§ **PROBLEM DESCRIPTION**
Go through the listing beneath and show each line containing the string "true".

§ **INFORMATION SHOWN**
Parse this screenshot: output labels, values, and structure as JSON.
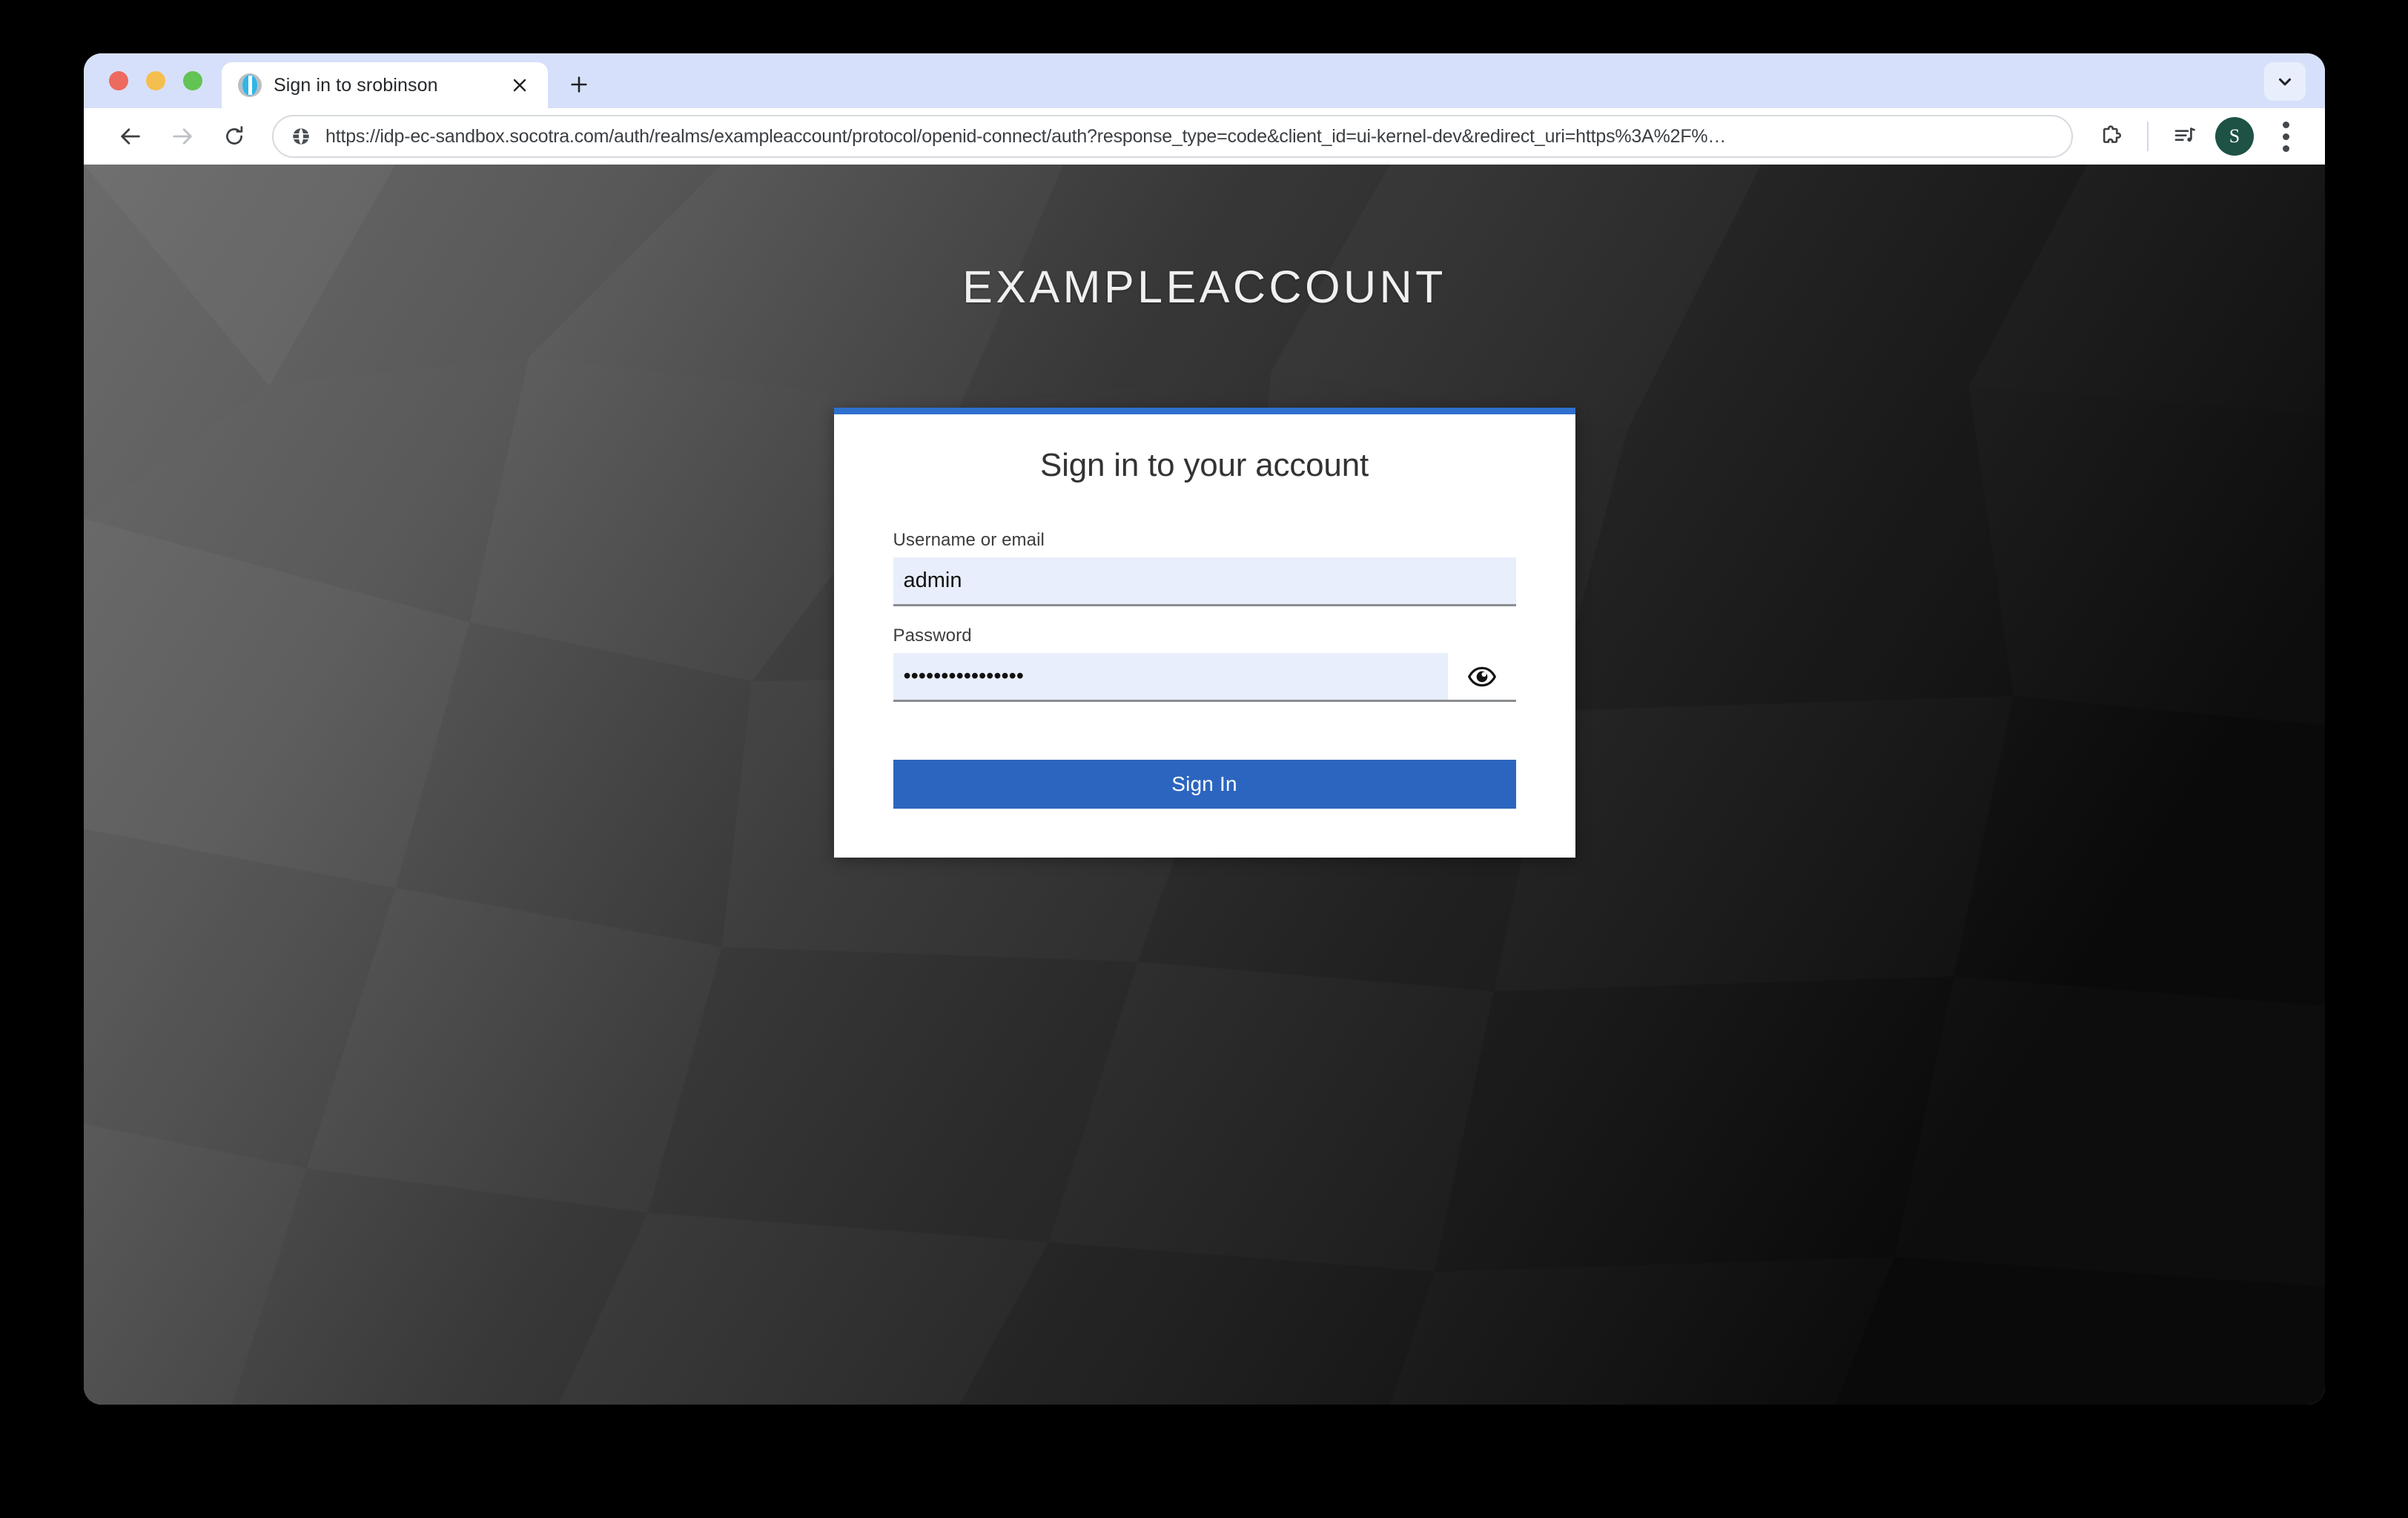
{
  "window": {
    "traffic_lights": [
      "close",
      "minimize",
      "maximize"
    ]
  },
  "tab_strip": {
    "tab": {
      "title": "Sign in to srobinson",
      "favicon": "keycloak-favicon",
      "close_label": "×"
    },
    "new_tab_label": "+",
    "tab_list_icon": "chevron-down-icon"
  },
  "toolbar": {
    "back_icon": "arrow-left-icon",
    "forward_icon": "arrow-right-icon",
    "reload_icon": "reload-icon",
    "site_info_icon": "globe-icon",
    "url": "https://idp-ec-sandbox.socotra.com/auth/realms/exampleaccount/protocol/openid-connect/auth?response_type=code&client_id=ui-kernel-dev&redirect_uri=https%3A%2F%…",
    "url_placeholder": "Search Google or type a URL",
    "extensions_icon": "puzzle-piece-icon",
    "media_icon": "media-playlist-icon",
    "avatar_initial": "S",
    "avatar_color": "#1d5245",
    "menu_icon": "three-dot-menu-icon"
  },
  "page": {
    "brand_title": "EXAMPLEACCOUNT",
    "background": {
      "type": "low-poly-triangles",
      "color_left": "#6f6f6f",
      "color_right": "#0c0c0c"
    },
    "card": {
      "accent_color": "#2f6fce",
      "heading": "Sign in to your account",
      "username": {
        "label": "Username or email",
        "value": "admin",
        "placeholder": ""
      },
      "password": {
        "label": "Password",
        "value": "••••••••••••••••",
        "placeholder": "",
        "toggle_icon": "eye-icon"
      },
      "submit": {
        "label": "Sign In",
        "color": "#2c65c0"
      }
    }
  }
}
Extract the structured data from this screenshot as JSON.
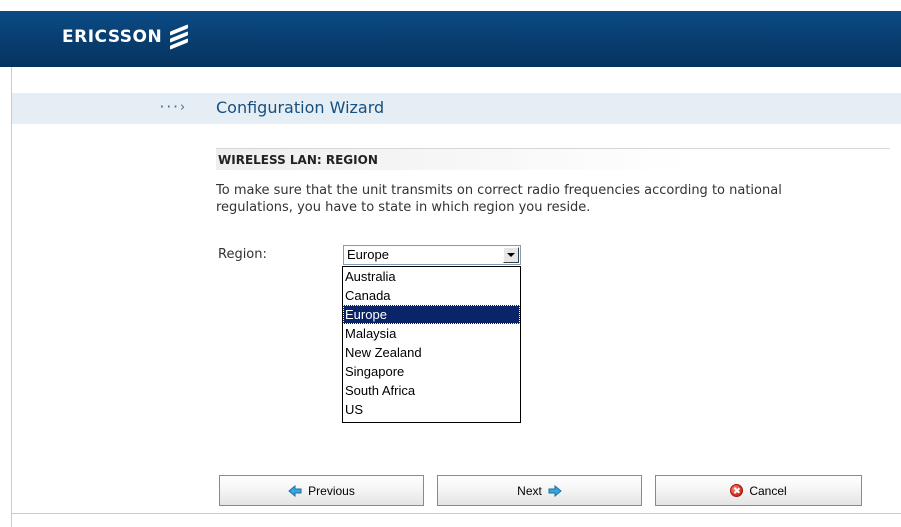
{
  "header": {
    "brand": "ERICSSON"
  },
  "wizard": {
    "nav_marker": "···›",
    "title": "Configuration Wizard"
  },
  "section": {
    "heading": "WIRELESS LAN: REGION",
    "description": "To make sure that the unit transmits on correct radio frequencies according to national regulations, you have to state in which region you reside."
  },
  "region": {
    "label": "Region:",
    "selected": "Europe",
    "options": [
      "Australia",
      "Canada",
      "Europe",
      "Malaysia",
      "New Zealand",
      "Singapore",
      "South Africa",
      "US"
    ]
  },
  "buttons": {
    "previous": "Previous",
    "next": "Next",
    "cancel": "Cancel"
  },
  "colors": {
    "header_bg": "#083d6f",
    "title_band": "#e5eef4",
    "title_text": "#174f7f",
    "arrow_icon": "#2f9fd8",
    "selection": "#0a246a"
  }
}
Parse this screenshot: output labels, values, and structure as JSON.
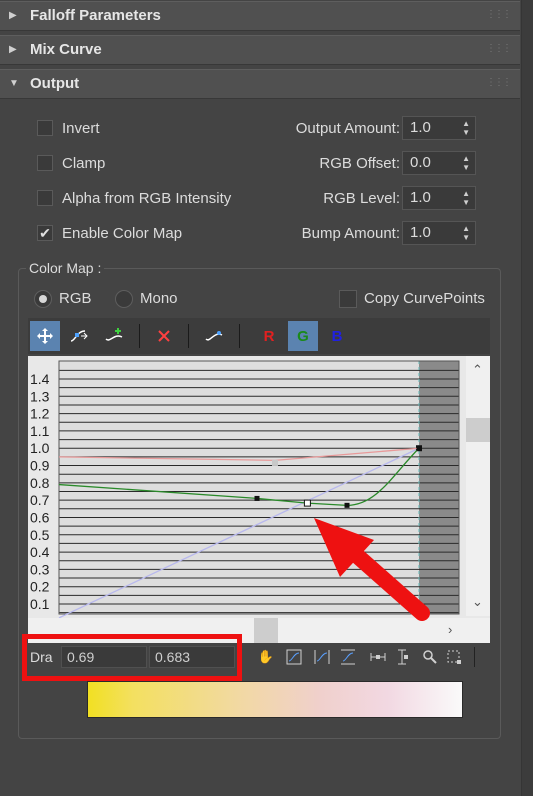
{
  "rollouts": [
    {
      "title": "Falloff Parameters",
      "expanded": false
    },
    {
      "title": "Mix Curve",
      "expanded": false
    },
    {
      "title": "Output",
      "expanded": true
    }
  ],
  "output": {
    "checkboxes": [
      {
        "label": "Invert",
        "checked": false
      },
      {
        "label": "Clamp",
        "checked": false
      },
      {
        "label": "Alpha from RGB Intensity",
        "checked": false
      },
      {
        "label": "Enable Color Map",
        "checked": true
      }
    ],
    "spinners": [
      {
        "label": "Output Amount:",
        "value": "1.0"
      },
      {
        "label": "RGB Offset:",
        "value": "0.0"
      },
      {
        "label": "RGB Level:",
        "value": "1.0"
      },
      {
        "label": "Bump Amount:",
        "value": "1.0"
      }
    ]
  },
  "color_map": {
    "group_label": "Color Map :",
    "modes": [
      {
        "label": "RGB",
        "selected": true
      },
      {
        "label": "Mono",
        "selected": false
      }
    ],
    "copy_curve_points": {
      "label": "Copy CurvePoints",
      "checked": false
    },
    "toolbar": {
      "icons": [
        "move-icon",
        "scale-point-icon",
        "insert-point-icon",
        "delete-point-icon",
        "reset-curve-icon"
      ],
      "channels": [
        {
          "label": "R",
          "color": "#e02020",
          "active": false
        },
        {
          "label": "G",
          "color": "#1a8a1a",
          "active": true
        },
        {
          "label": "B",
          "color": "#2020e0",
          "active": false
        }
      ]
    },
    "y_ticks": [
      "1.4",
      "1.3",
      "1.2",
      "1.1",
      "1.0",
      "0.9",
      "0.8",
      "0.7",
      "0.6",
      "0.5",
      "0.4",
      "0.3",
      "0.2",
      "0.1"
    ],
    "curves": {
      "red": {
        "color": "#e89a9a",
        "points": [
          [
            0.0,
            0.95
          ],
          [
            0.6,
            0.93
          ],
          [
            1.0,
            1.0
          ]
        ]
      },
      "green": {
        "color": "#2a8a2a",
        "points": [
          [
            0.0,
            0.79
          ],
          [
            0.55,
            0.71
          ],
          [
            0.69,
            0.683
          ],
          [
            0.8,
            0.67
          ],
          [
            1.0,
            1.0
          ]
        ]
      },
      "blue": {
        "color": "#b8b8ee",
        "points": [
          [
            0.0,
            0.02
          ],
          [
            1.0,
            1.0
          ]
        ]
      }
    },
    "status": {
      "label": "Dra",
      "x_value": "0.69",
      "y_value": "0.683"
    },
    "bottom_icons": [
      "pan-icon",
      "zoom-extents-icon",
      "zoom-horizontal-extents-icon",
      "zoom-vertical-extents-icon",
      "zoom-horizontal-icon",
      "zoom-vertical-icon",
      "zoom-icon",
      "zoom-region-icon"
    ],
    "gradient_colors": [
      "#f2e022",
      "#f2d9a2",
      "#f0d0cc",
      "#fafafa"
    ]
  },
  "annotation": {
    "color": "#ee1111"
  }
}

§ **SOLUTION TO THIS PROBLEM**
      "expanded": true
        "checked": true
        "selected": true
          "active": true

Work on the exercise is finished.